ZULOAGA, IGNACIO (1870- ), Spanish painter, was born at Eibar, in the Basque country, the son of the metalworker and damascener Placido Zuloaga, and grandson of the organizer and director of the royal armoury in Madrid. The career chosen for him by his father was that of an architect, and with this object in view he was sent to Rome, where he immediately followed the strong impulse that led him to painting. After only six months' work he completed his first picture, which was exhibited at the Paris Salon of 1800. Continuing his studies in Paris, he was strongly influenced by Gauguin and Toulouse Lautrec. Only on his return to his native soil he found his true style, which is based en the national Spanish tradition embodied in the work of Velazquez, Zurbaran, El Greco, and Goya. His own country was slow in acknowledging the young artist whose strong, decorative, rugged style was the very negation of the aims of such well-known modern Spanish artists as Fortuny, Madrazo, and Benlliure. It was first in Paris, and then in Brussels and other continental art centres, that Zuloaga was hailed by the reformers as the regenerator of Spanish national art and as the leader of a school. He is now represented in almost every great continental gallery. Two of his canvases are at the Luxembourg, one at the Brussels Museum ("Avant la Corrida"), and one ("The Poet Don Miguel") at the Vienna Gallery. The Pau Museum owns an interesting portrait of a lady, the Barcelona Municipal Museum the important group " Amies," the Venice Gallery, " Madame Louise"; the Berlin Gallery, "The Topers." Other examples are in the Budapest, Stuttgart, Ghent and Posen galleries and in many important private collections.
A fully illustrated account of the artist and his work, by M. Utrillo, was published in a special number of Forma (Barcelona^ 1907).
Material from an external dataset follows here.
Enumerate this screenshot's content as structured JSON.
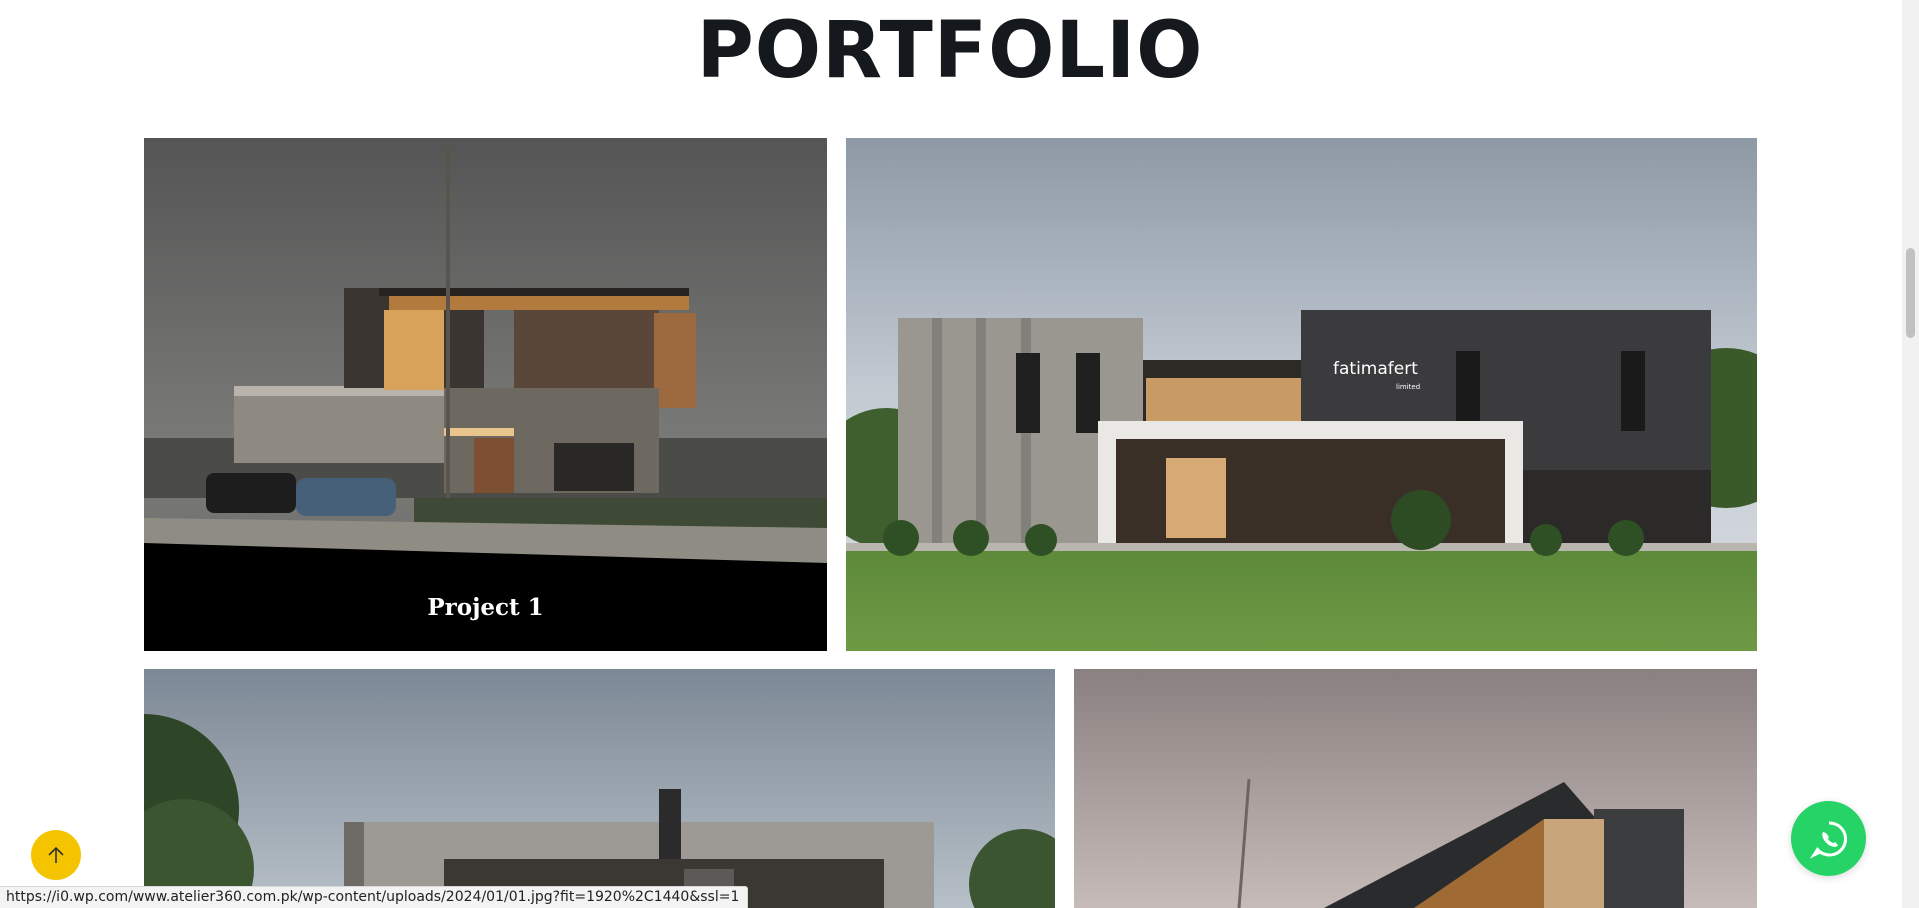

Note - this article incorporates content from Encyclopaedia Britannica, Eleventh Edition, (1910-1911)